Imagine a community in which to make work. What are its characteristics?
there are spaces to work in and to show stuff
there is supportive incubation
there are willing collaborators
there is a critical discourse around the work
there is response and reflection
there is rigour
it is a place without unhealthy competition
it is a place for experimentation, risk and bravery
Collaboration as a negotiation between holding on and letting go.
One example of letting go:
In collaborating with Peyton I had to let go of my perceived notions of process:
Thursday – I was asked to dance with a rake as if I was seducing it.
Friday – I was chewing bubblegum and hula hooping.
Monday – the trio had been stripped back to the call and response of confessional texts that appeared in the final presentation.
This was a liberating approach to developing ideas where it became more important to throw ideas away than to hold on to them.
The above performance score represents the pre-determined structure that all 4 groups of 6 would be working with for their 18-minute performances. Each group member devised a 2 minute solo and a 3 minute trio (and would also perform in two other group member’s trios).
I was randomly assigned the letter B, so I performed my solo between minutes 1 and 3 and my trio with Kim (D) and Duff (E) between minutes 3 and 6. I also performed in Duff’s trio (12-15) and Peyton’s trio (15-18).
This chance approach to structuring the work perhaps inevitably led to moments of fractured meaning as the solos would take place concurrently with the trios.

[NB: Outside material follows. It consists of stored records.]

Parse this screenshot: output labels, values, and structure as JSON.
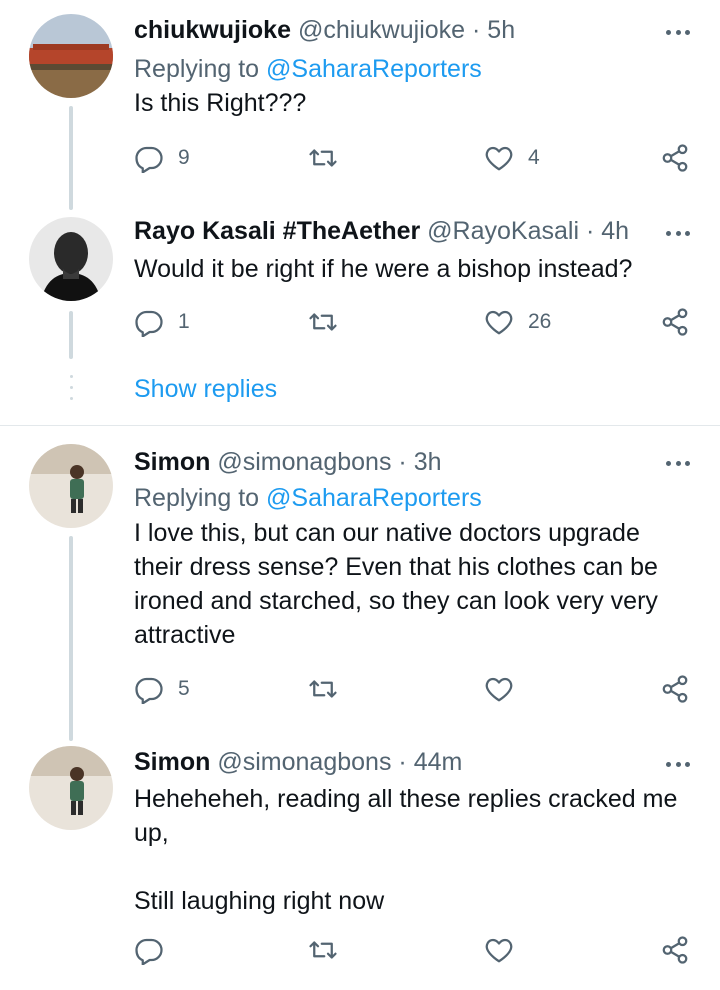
{
  "tweets": [
    {
      "name": "chiukwujioke",
      "handle": "@chiukwujioke",
      "sep": "·",
      "time": "5h",
      "replying_prefix": "Replying to ",
      "replying_to": "@SaharaReporters",
      "text": "Is this Right???",
      "replies": "9",
      "retweets": "",
      "likes": "4"
    },
    {
      "name": "Rayo Kasali #TheAether",
      "handle": "@RayoKasali",
      "sep": "·",
      "time": "4h",
      "text": "Would it be right if he were a bishop instead?",
      "replies": "1",
      "retweets": "",
      "likes": "26"
    },
    {
      "name": "Simon",
      "handle": "@simonagbons",
      "sep": "·",
      "time": "3h",
      "replying_prefix": "Replying to ",
      "replying_to": "@SaharaReporters",
      "text": "I love this, but can our native doctors upgrade their dress sense? Even that his clothes can be ironed and starched, so they can look very very attractive",
      "replies": "5",
      "retweets": "",
      "likes": ""
    },
    {
      "name": "Simon",
      "handle": "@simonagbons",
      "sep": "·",
      "time": "44m",
      "text": "Heheheheh, reading all these replies cracked me up,\n\nStill laughing right now",
      "replies": "",
      "retweets": "",
      "likes": ""
    }
  ],
  "show_replies_label": "Show replies",
  "icons": [
    "reply-icon",
    "retweet-icon",
    "like-icon",
    "share-icon",
    "more-icon"
  ],
  "colors": {
    "link": "#1d9bf0",
    "muted": "#536471",
    "text": "#0f1419",
    "thread": "#cfd9de"
  }
}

However, there were also accidental moments of synergy when two arbitrarily positioned pieces of material would speak to each other (arguably though there is nothing accidental about this as we were all working from the same abandoned practice starting point).
Having roughly staggered through our piece on the morning of Monday 21st July. We were able to recognise and embellish moments of confluence among the diverse elements of material. Costume became either black or white. There were a number of props or objects transported from their natural setting (a tree branch, mulch, a rock, stones, daisies) or from a garden (the rake). There were recurring uses of a gentle, calming soundscape or written signs of text.
This approach allowed me to think about our constituent elements as if they were part of one 18 minute performance, yet at no point was I worried about what the piece would ‘mean’. I could trust in the robust nature of the structure and each participant’s process, knowing that we had all developed ideas from the same point of departure – the Ornamental Hermit.